Election Day: Bring It On!
Although I have often enjoyed being in the sometimes-center of the political universe by living in the First-in-the-Nation-Primary-State of New Hampshire, I’m so ready for the campaigns to be over. Aren’t you?
I feel like I’m being assaulted daily by campaign ads on television, the radio, in my newspaper and in my mailbox.
Please, just make it stop. November 6th cannot come soon enough.
I am not imagining this onslaught. The Manchester Union Leader reports that between Jan. 11 – the day after New Hampshire’s presidential primary – and Friday, Oct. 19, a whopping 16,369 political commercials for president, governor and Congress ran on the only television station based in our state, alone.
Unfortunately, I think I’ve seen all of them.
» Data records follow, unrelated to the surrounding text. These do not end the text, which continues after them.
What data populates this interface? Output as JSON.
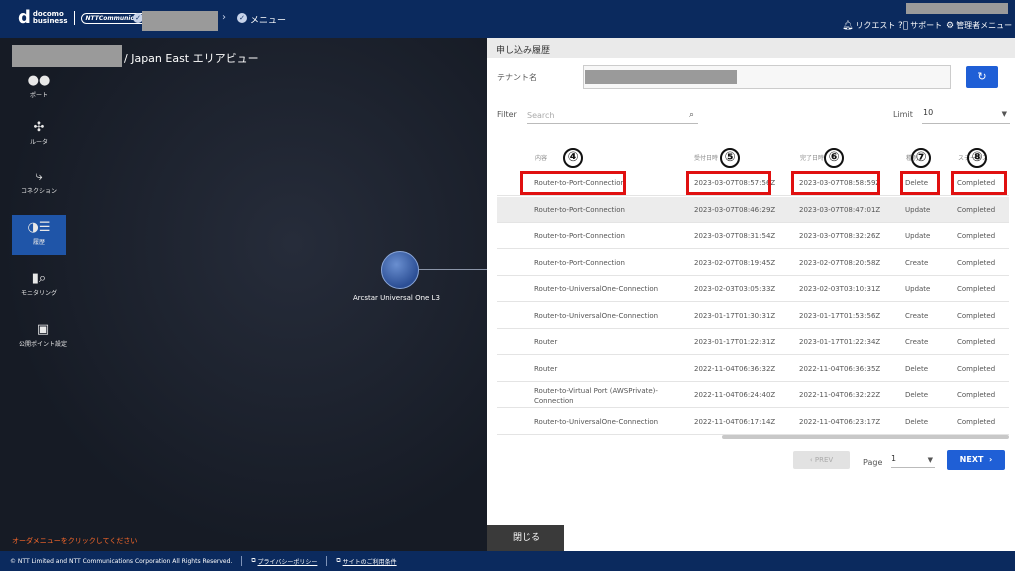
{
  "topbar": {
    "logo_mark": "d",
    "logo_text_1": "docomo",
    "logo_text_2": "business",
    "ntt_logo": "NTTCommunications",
    "menu_label": "メニュー",
    "request_label": "リクエスト",
    "support_label": "サポート",
    "admin_menu_label": "管理者メニュー"
  },
  "left": {
    "area_title": "/ Japan East エリアビュー",
    "side_items": [
      {
        "label": "ポート",
        "icon": "port-icon",
        "glyph": "●●"
      },
      {
        "label": "ルータ",
        "icon": "router-icon",
        "glyph": "✣"
      },
      {
        "label": "コネクション",
        "icon": "connection-icon",
        "glyph": "⤷"
      },
      {
        "label": "履歴",
        "icon": "history-icon",
        "glyph": "◑☰"
      },
      {
        "label": "モニタリング",
        "icon": "monitoring-icon",
        "glyph": "▮⌕"
      },
      {
        "label": "公開ポイント設定",
        "icon": "public-point-icon",
        "glyph": "▣"
      }
    ],
    "node_label": "Arcstar Universal One L3",
    "order_note": "オーダメニューをクリックしてください"
  },
  "panel": {
    "title": "申し込み履歴",
    "tenant_label": "テナント名",
    "refresh_glyph": "↻",
    "filter_label": "Filter",
    "search_placeholder": "Search",
    "limit_label": "Limit",
    "limit_value": "10",
    "columns": [
      "内容",
      "受付日時",
      "完了日時",
      "種別",
      "ステータス"
    ],
    "rows": [
      {
        "content": "Router-to-Port-Connection",
        "accepted": "2023-03-07T08:57:56Z",
        "completed": "2023-03-07T08:58:59Z",
        "type": "Delete",
        "status": "Completed"
      },
      {
        "content": "Router-to-Port-Connection",
        "accepted": "2023-03-07T08:46:29Z",
        "completed": "2023-03-07T08:47:01Z",
        "type": "Update",
        "status": "Completed"
      },
      {
        "content": "Router-to-Port-Connection",
        "accepted": "2023-03-07T08:31:54Z",
        "completed": "2023-03-07T08:32:26Z",
        "type": "Update",
        "status": "Completed"
      },
      {
        "content": "Router-to-Port-Connection",
        "accepted": "2023-02-07T08:19:45Z",
        "completed": "2023-02-07T08:20:58Z",
        "type": "Create",
        "status": "Completed"
      },
      {
        "content": "Router-to-UniversalOne-Connection",
        "accepted": "2023-02-03T03:05:33Z",
        "completed": "2023-02-03T03:10:31Z",
        "type": "Update",
        "status": "Completed"
      },
      {
        "content": "Router-to-UniversalOne-Connection",
        "accepted": "2023-01-17T01:30:31Z",
        "completed": "2023-01-17T01:53:56Z",
        "type": "Create",
        "status": "Completed"
      },
      {
        "content": "Router",
        "accepted": "2023-01-17T01:22:31Z",
        "completed": "2023-01-17T01:22:34Z",
        "type": "Create",
        "status": "Completed"
      },
      {
        "content": "Router",
        "accepted": "2022-11-04T06:36:32Z",
        "completed": "2022-11-04T06:36:35Z",
        "type": "Delete",
        "status": "Completed"
      },
      {
        "content": "Router-to-Virtual Port (AWSPrivate)-Connection",
        "accepted": "2022-11-04T06:24:40Z",
        "completed": "2022-11-04T06:32:22Z",
        "type": "Delete",
        "status": "Completed"
      },
      {
        "content": "Router-to-UniversalOne-Connection",
        "accepted": "2022-11-04T06:17:14Z",
        "completed": "2022-11-04T06:23:17Z",
        "type": "Delete",
        "status": "Completed"
      }
    ],
    "annotations": [
      "④",
      "⑤",
      "⑥",
      "⑦",
      "⑧"
    ],
    "prev_label": "PREV",
    "page_label": "Page",
    "page_value": "1",
    "next_label": "NEXT",
    "close_label": "閉じる"
  },
  "footer": {
    "copyright": "© NTT Limited and NTT Communications Corporation All Rights Reserved.",
    "privacy_label": "プライバシーポリシー",
    "terms_label": "サイトのご利用条件"
  }
}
And I fear there will be at least 16,000 more before Election Day.
When it comes to the presidential race, my tiny state with a population of just 1.3 million – smaller than most major cities – is home to only FOUR electoral votes.
Yet, so far, the presidential campaigns and outside issue groups have spent $33.7 million since May 1 to try to get those votes in NH, spending it on TV advertising in NH, as well as stations in Vermont, Maine and the Boston area – all of which reach NH voters – and I’m writing this two weeks before the election. This spending is good news for the stations, but not for me or my fellow Granite Staters, I assure you.
Consider that the only thing I watch on television is the news. So not only am I hearing about the candidates via their TV ads, most of which are just plain nasty or carefully calculated to make me think their candidate is America’s No. 1 patriot, I’m also hearing about them on the news.
I can’t take it anymore. I want to be an informed voter but how do you believe any of these ads, especially when one makes a specific point about the challenger and his or her opponent says exactly the opposite? Can’t we have political ad fact checkers?
What am I saying? We can’t even get consistent debate fact-checkers. I guess the bigger question is: Do facts even matter?
Consider that one-third of U.S. voters will cast their ballots BEFORE Election Day. So who are these ads targeting? According to the Union Leader, they’re after the 6 to 9 percent of NH voters who haven’t decided (really – is anyone STILL undecided?) and another 10 percent who might be swayed. In NH we don’t have early voting so these ads will pummel us until the end.
Imagine what would happen if the millions being spent on political advertising in New Hampshire and other states were spent on some of the problems the candidates are talking about.
That might mean fewer ads, too.
I suppose I could dwell on this for a while, but right now I’m mostly thinking about how quiet it’s going to be on November 7th when instead of being bombarded by political ads, it might be quiet enough that we can reflect upon what our country is going to look like over the next few years.
And no matter who wins, I think most of us are going to be relieved that the campaigns are over!
I'm Pat Remick and I approved this message.